All ten of the propositions listed below must be proven true if the climate-change “consensus” is to be proven true. The first article considers the first six of the listed propositions and draws the conclusions shown. The second article will consider the remaining four propositions.

  1. That the debate is over and all credible climate scientists are agreed. False
  2. That temperature has risen above millennial variability and is exceptional. Very unlikely
  3. That changes in solar irradiance are an insignificant forcing mechanism. False
  4. That the last century’s increases in temperature are correctly measured. Unlikely
  5. That greenhouse-gas increase is the main forcing agent of temperature. Not proven
  6. That temperature will rise far enough to do more harm than good. Very unlikely
  7. That continuing greenhouse-gas emissions will be very harmful to life. Unlikely
  8. That proposed carbon-emission limits would make a definite difference. Very unlikely
  9. That the environmental benefits of remediation will be cost-effective. Very unlikely
  10. That taking precautions, just in case, would be the responsible course. False

While I tend to disbelieve the general “consensus” that our world is warming at exceptional rates, sea levels will rise twenty feet, and we’re all going to die in 50 years because we didn’t ratify Kyoto, I do think it’s generally good stewardship to try not to pollute and to take responsibility for the pollution that we put into the air, water and land.

Anyhow, read the article, and let us know if you share Monckton’s skepticism, or if you are unpersuaded by his analysis.

According to a superficial view of politics held by some, “conservative” tends to imply “pro-business.” This identification conceals a number of crucial distinctions. In my view, one essential component of conservatism is advocacy of limited government. And genuine advocates of limited government do not embrace “pro-business” policies if that means government intervention in the market to aid particular companies or industries or to penalize others.

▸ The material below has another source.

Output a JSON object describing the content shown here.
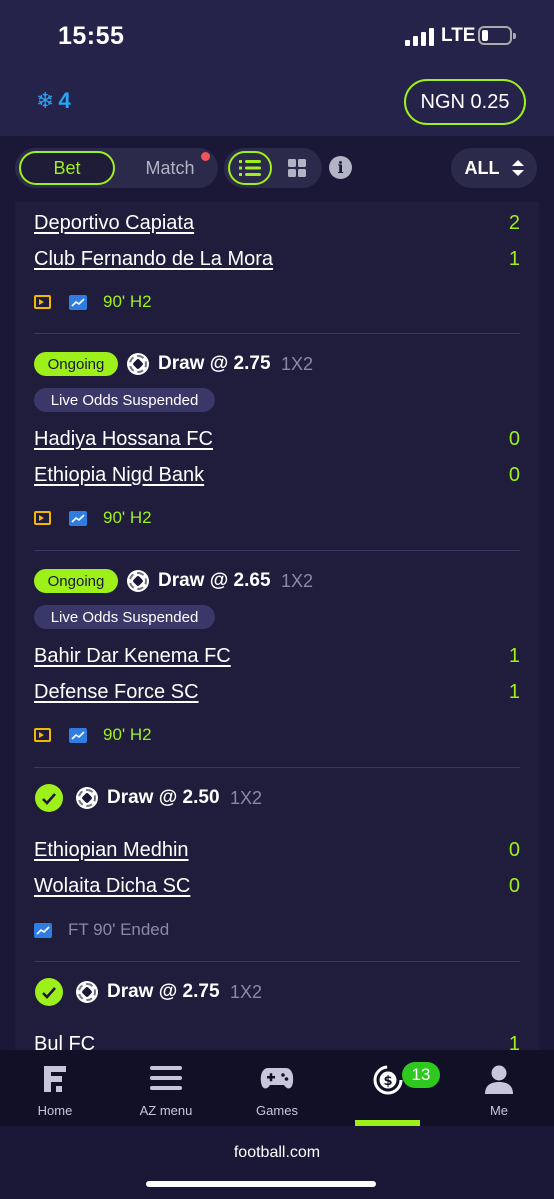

Burton Folsom, in his important 1987 book (reprinted at least twice since), The Myth of the Robber Barons, applied this insight to the history of American business, distinguishing between real entrepreneurs and business executives who used state power to promote their interests.

The distinction is given a contemporary treatment in a new book, The Big Ripoff, by Timothy Carney. “This book shows,” he writes in the book’s first chapter, “that the two most powerful characters in America—big business and big government—are in cahoots. You are their target.” Sounds as though it might provide some thrills to those for whom expanding government is as scary as any horror flick.